Severe restrictions on freedom of expression and assembly continued in 2010. Repression of dissidents intensified with new arrests of political and human rights activists, most of whom had criticized widespread corruption and government policies relating to China. Bloggers were briefly detained. In most cases, national security concerns were cited as a pretext for arrests and criminal investigations. Peaceful protests by Catholics over land ownership were met with excessive force and arrests by police. Members of ethnic and religious minority groups were threatened and harassed. The National Assembly approved the removal of the death penalty for eight crimes, but 21 capital offences remained. At least 59 death sentences were handed down, and nine executions were reported in the media. No official statistics on the death penalty were made public.
Dozens of celebrated writers, poets, and artists have called for the lifting of all restrictions on Chinese poet and artist Liu Xia, held under illegal house arrest without charge since October 2010. This show of literary solidarity comes following revelations about Liu Xia’s declining health, which she revealed in April during a harrowing phone conversation …
An irresponsible Chinese mining operation in Mozambique has put an entire coastal village of more than a thousand people at serious risk of being washed into the Indian Ocean, Amnesty International revealed today in a new report.
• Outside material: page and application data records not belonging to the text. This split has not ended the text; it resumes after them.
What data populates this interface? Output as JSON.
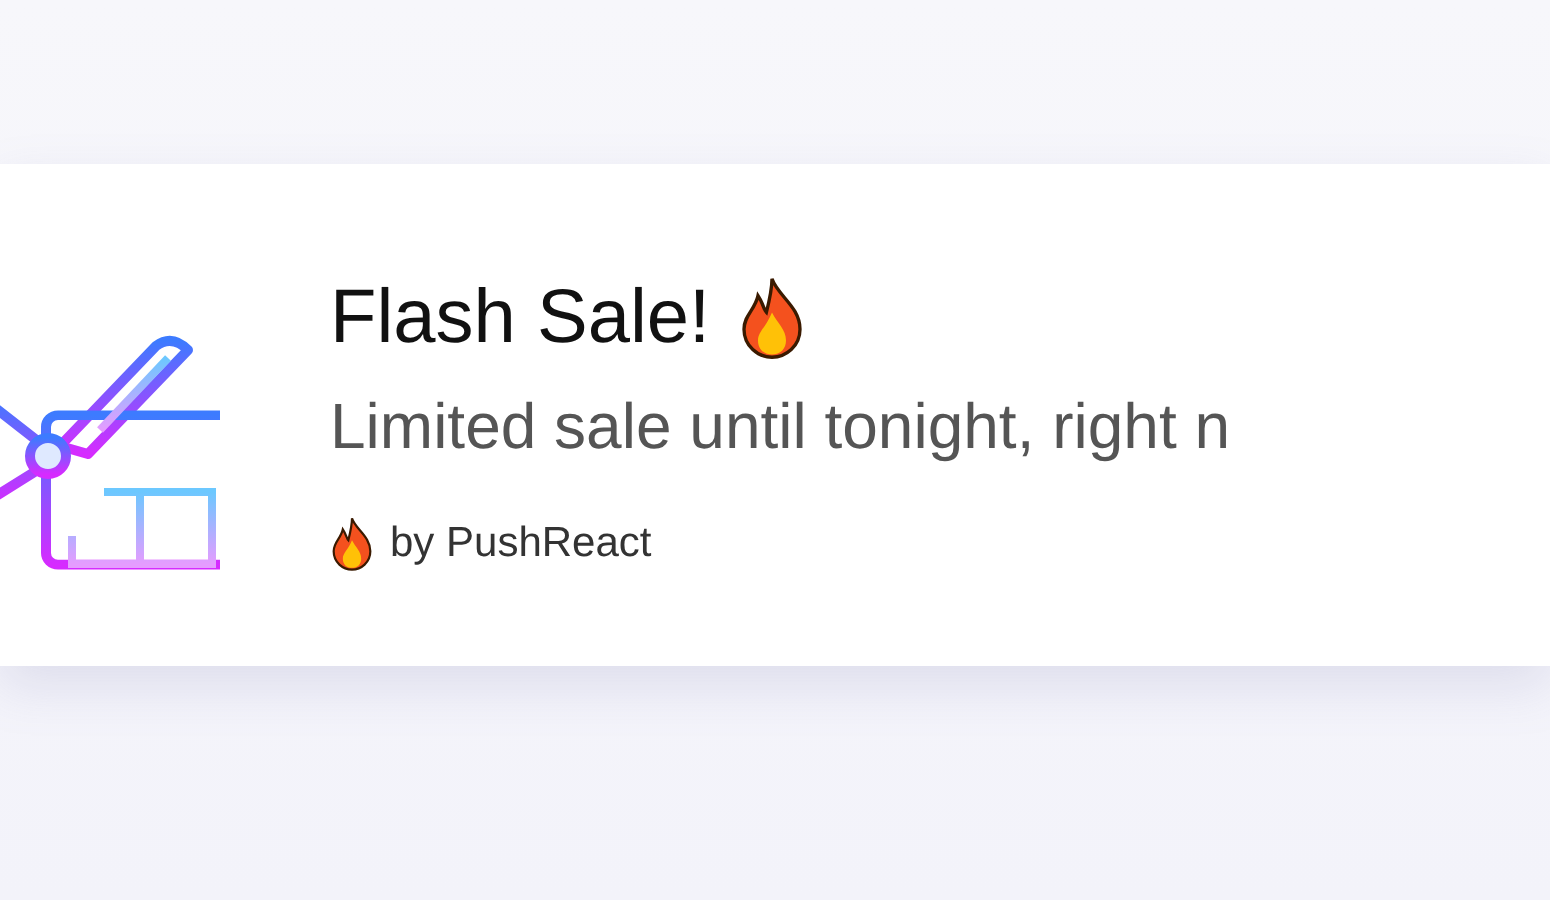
{
  "notification": {
    "title": "Flash Sale!",
    "message": "Limited sale until tonight, right n",
    "attribution": "by PushReact"
  }
}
Our lives mean nothing: the human cost of Chinese mining in Nagonha, Mozambique exposes how the operations of …
The Chinese authorities are demonstrating new-depths of cruelty by preventing Liu Xiaobo from leaving the country to receive urgent medical treatment for his late-stage liver cancer, Amnesty International said.
Chinese authorities must release three labor activists who were investigating labour conditions at factories that make shoes for Ivanka Trump’s label, Amnesty International said.
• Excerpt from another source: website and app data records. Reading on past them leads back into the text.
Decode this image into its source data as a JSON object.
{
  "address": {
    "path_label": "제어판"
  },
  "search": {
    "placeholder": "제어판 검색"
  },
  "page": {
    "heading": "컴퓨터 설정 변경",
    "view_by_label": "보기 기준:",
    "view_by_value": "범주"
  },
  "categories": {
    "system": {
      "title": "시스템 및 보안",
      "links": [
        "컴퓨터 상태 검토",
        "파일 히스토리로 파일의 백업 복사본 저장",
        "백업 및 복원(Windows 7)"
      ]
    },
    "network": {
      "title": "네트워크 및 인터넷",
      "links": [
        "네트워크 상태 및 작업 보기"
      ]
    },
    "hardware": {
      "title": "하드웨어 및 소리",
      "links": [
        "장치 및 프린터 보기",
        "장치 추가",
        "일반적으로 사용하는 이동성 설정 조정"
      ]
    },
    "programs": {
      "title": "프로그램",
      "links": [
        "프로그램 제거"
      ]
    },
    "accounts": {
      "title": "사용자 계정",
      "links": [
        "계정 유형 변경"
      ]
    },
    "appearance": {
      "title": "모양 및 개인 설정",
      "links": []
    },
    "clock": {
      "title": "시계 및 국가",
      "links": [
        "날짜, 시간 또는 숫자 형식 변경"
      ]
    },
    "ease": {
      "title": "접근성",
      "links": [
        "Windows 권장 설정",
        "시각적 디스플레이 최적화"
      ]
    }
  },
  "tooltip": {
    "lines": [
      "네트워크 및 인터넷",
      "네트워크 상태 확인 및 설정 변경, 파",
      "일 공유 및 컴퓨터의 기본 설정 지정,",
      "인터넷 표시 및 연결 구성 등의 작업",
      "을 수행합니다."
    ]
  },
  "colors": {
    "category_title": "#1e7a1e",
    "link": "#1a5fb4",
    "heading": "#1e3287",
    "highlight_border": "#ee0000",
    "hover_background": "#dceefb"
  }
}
Any absence of human rights from the agenda of the first meeting between President Donald Trump and President Xi Jinping, due to take place in Florida on Thursday and Friday, would risk emboldening governments across the globe to pursue divisive, toxic and dehumanizing politics, Amnesty International said today.
Leaders from the tech industry gathering in Wuzhen, China, this week for the third World Internet Conference should send a clear message to the Chinese government that they are not prepared to be complicit in the widespread abuse of the rights to freedom of expression and privacy.
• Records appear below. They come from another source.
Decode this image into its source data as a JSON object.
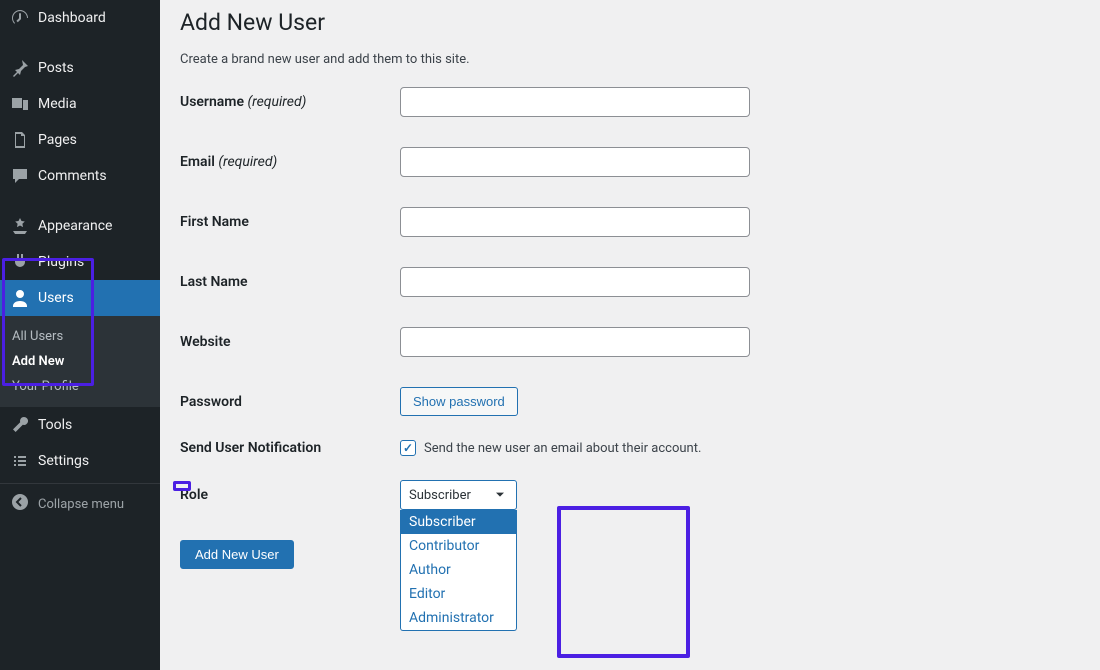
{
  "sidebar": {
    "items": [
      {
        "label": "Dashboard",
        "icon": "dashboard"
      },
      {
        "label": "Posts",
        "icon": "pin"
      },
      {
        "label": "Media",
        "icon": "media"
      },
      {
        "label": "Pages",
        "icon": "pages"
      },
      {
        "label": "Comments",
        "icon": "comments"
      },
      {
        "label": "Appearance",
        "icon": "appearance"
      },
      {
        "label": "Plugins",
        "icon": "plugins"
      },
      {
        "label": "Users",
        "icon": "users",
        "active": true
      },
      {
        "label": "Tools",
        "icon": "tools"
      },
      {
        "label": "Settings",
        "icon": "settings"
      }
    ],
    "submenu": {
      "items": [
        {
          "label": "All Users"
        },
        {
          "label": "Add New",
          "current": true
        },
        {
          "label": "Your Profile"
        }
      ]
    },
    "collapse_label": "Collapse menu"
  },
  "page": {
    "title": "Add New User",
    "description": "Create a brand new user and add them to this site."
  },
  "form": {
    "username_label": "Username",
    "required_text": "(required)",
    "email_label": "Email",
    "firstname_label": "First Name",
    "lastname_label": "Last Name",
    "website_label": "Website",
    "password_label": "Password",
    "show_password_btn": "Show password",
    "notify_label": "Send User Notification",
    "notify_checkbox_label": "Send the new user an email about their account.",
    "notify_checked": true,
    "role_label": "Role",
    "role_selected": "Subscriber",
    "role_options": [
      "Subscriber",
      "Contributor",
      "Author",
      "Editor",
      "Administrator"
    ],
    "submit_label": "Add New User"
  },
  "annotations": {
    "highlight_color": "#4b1fe3"
  }
}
In response to the appointment of China's Vice Minister of Public Security, Meng Hongwei, to head global police agency Interpol, Nicholas Bequelin, East Asia Director at Amnesty International commented: "The appointment of Meng Hongwei is alarming given China's long-standing practice of trying to use Interpol to arrest dissidents and refugees abroad. It seems at odds …
Kenyan authorities must not deport five Taiwanese nationals to China, where they face a real risk of human rights violations, said Amnesty International today.
The Chinese authorities must end their relentless suppression of human rights lawyers and activists, Amnesty International said today, after a prominent lawyer became the latest to be convicted after an unfair trial.
The Hong Kong authorities’ prosecution of three pro-democracy student leaders sends a chilling warning for freedom of expression and peaceful assembly in the city, Amnesty International said today, after Joshua Wong, Alex Chow and Nathan Law were found guilty for their roles in events that triggered 2014’s Umbrella Movement.